(EXERCISE OBJECTIVE): Could you write out, word for word, only the lines from the one containing "What's the underlying" through the last line of the data below?

(Data records for software interfaces):
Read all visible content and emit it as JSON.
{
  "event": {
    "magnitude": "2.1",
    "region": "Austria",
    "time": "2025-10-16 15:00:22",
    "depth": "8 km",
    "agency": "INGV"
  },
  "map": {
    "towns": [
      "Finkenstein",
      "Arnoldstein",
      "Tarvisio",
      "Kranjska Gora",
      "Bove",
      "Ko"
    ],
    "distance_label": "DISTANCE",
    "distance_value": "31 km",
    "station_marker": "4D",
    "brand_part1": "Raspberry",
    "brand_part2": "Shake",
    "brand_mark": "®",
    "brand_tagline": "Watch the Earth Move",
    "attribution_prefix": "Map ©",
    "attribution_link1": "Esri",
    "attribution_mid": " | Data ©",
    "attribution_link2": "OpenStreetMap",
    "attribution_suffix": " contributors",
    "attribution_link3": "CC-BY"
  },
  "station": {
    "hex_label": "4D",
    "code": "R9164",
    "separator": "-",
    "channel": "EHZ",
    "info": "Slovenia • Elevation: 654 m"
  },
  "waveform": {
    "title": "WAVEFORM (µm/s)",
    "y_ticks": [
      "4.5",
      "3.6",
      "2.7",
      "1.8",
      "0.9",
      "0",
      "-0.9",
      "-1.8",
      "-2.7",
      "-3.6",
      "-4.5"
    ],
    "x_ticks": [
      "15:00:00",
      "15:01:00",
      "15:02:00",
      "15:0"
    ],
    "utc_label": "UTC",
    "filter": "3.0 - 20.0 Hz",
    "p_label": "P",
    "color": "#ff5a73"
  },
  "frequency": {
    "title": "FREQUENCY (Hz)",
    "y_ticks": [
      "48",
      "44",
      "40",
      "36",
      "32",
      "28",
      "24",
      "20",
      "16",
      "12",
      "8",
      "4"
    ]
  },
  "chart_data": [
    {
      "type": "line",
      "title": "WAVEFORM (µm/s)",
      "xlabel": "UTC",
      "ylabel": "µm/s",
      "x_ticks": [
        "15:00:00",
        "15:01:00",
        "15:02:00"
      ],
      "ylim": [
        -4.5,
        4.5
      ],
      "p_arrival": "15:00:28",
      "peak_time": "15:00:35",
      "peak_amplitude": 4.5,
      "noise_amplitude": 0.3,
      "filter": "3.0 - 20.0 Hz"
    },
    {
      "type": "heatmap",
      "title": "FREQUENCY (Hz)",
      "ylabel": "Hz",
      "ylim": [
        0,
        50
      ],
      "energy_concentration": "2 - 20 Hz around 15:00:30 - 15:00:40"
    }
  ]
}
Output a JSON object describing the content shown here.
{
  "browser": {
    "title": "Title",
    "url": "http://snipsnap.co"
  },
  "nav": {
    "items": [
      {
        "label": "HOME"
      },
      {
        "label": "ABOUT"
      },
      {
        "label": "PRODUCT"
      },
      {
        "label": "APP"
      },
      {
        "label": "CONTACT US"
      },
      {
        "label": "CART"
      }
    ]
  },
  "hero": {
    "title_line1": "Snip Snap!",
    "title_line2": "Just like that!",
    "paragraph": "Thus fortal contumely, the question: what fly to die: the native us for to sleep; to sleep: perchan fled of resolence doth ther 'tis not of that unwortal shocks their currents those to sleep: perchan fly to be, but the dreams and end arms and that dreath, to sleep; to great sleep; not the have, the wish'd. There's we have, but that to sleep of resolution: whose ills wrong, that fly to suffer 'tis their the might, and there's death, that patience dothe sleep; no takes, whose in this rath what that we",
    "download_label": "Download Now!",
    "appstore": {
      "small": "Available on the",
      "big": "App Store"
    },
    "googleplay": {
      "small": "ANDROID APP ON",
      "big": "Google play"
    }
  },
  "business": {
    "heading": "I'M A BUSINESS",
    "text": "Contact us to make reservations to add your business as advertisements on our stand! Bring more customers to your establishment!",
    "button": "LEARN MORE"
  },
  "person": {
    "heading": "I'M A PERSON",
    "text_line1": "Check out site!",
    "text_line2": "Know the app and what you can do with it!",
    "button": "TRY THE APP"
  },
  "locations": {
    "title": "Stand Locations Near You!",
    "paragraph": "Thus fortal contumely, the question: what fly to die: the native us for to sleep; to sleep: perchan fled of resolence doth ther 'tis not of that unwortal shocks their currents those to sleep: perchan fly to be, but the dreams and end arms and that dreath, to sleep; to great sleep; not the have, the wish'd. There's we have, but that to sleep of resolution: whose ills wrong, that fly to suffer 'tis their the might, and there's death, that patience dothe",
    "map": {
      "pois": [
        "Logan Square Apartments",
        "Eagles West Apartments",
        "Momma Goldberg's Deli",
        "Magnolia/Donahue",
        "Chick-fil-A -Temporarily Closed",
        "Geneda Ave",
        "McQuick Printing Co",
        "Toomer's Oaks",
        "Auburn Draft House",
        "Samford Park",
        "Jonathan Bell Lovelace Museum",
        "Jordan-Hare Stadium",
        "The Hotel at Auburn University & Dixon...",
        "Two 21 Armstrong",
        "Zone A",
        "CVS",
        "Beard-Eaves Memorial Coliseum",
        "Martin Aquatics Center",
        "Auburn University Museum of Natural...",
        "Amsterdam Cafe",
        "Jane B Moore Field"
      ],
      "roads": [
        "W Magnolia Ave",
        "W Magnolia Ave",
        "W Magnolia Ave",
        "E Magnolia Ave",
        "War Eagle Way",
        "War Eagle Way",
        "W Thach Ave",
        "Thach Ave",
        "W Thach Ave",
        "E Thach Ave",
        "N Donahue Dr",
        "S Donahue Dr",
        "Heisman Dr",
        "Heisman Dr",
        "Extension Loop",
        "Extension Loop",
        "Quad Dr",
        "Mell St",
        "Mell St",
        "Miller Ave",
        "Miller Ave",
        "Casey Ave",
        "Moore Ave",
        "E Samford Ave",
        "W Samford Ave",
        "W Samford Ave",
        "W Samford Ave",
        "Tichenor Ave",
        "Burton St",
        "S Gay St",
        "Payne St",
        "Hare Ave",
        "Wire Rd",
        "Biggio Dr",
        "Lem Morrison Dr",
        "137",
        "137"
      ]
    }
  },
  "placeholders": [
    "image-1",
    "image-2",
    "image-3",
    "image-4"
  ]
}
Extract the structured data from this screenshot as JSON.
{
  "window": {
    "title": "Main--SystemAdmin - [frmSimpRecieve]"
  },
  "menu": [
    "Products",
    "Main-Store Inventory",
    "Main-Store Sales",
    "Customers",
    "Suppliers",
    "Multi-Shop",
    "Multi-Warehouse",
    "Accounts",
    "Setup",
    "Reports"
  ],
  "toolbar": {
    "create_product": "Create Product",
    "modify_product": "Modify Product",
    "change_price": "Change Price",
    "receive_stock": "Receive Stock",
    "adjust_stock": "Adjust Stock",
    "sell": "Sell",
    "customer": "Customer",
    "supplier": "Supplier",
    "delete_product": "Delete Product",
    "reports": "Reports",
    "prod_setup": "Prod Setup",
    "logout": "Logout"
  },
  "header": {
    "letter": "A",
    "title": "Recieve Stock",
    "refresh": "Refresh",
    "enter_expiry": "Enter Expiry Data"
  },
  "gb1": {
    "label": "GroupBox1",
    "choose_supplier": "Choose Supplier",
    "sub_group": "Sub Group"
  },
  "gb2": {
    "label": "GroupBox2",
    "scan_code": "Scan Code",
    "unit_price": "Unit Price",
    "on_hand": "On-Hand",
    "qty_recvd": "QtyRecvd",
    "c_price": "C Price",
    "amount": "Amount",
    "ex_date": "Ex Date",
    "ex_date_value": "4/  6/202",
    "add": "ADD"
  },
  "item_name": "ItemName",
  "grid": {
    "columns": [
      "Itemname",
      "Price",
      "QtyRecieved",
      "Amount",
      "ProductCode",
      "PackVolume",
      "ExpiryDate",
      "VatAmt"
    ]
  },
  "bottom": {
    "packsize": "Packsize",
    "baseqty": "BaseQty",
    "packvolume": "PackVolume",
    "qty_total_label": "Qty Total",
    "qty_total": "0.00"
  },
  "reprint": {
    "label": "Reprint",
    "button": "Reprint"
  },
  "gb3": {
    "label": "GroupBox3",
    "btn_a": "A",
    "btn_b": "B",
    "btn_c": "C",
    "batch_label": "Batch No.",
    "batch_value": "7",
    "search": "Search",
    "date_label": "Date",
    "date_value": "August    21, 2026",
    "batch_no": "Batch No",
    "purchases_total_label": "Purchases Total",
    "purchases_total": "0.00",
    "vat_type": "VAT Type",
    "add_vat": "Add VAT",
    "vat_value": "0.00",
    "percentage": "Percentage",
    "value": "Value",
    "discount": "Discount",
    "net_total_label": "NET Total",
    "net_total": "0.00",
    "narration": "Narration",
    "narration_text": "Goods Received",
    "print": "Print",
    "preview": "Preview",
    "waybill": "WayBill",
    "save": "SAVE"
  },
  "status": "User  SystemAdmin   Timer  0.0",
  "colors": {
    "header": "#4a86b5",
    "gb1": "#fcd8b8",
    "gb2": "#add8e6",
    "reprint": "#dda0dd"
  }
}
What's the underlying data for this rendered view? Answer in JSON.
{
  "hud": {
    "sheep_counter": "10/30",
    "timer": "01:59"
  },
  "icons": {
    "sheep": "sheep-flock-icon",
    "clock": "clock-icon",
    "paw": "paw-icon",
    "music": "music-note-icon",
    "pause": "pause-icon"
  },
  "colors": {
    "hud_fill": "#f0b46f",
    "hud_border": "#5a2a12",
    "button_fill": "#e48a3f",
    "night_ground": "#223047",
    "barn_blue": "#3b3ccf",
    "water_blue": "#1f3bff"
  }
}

(TASK RESPONSE):
What's the underlying data for this rendered view? Answer in JSON.
{
  "hud": {
    "sheep_counter": "10/30",
    "timer": "01:59"
  },
  "icons": {
    "sheep": "sheep-flock-icon",
    "clock": "clock-icon",
    "paw": "paw-icon",
    "music": "music-note-icon",
    "pause": "pause-icon"
  },
  "colors": {
    "hud_fill": "#f0b46f",
    "hud_border": "#5a2a12",
    "button_fill": "#e48a3f",
    "night_ground": "#223047",
    "barn_blue": "#3b3ccf",
    "water_blue": "#1f3bff"
  }
}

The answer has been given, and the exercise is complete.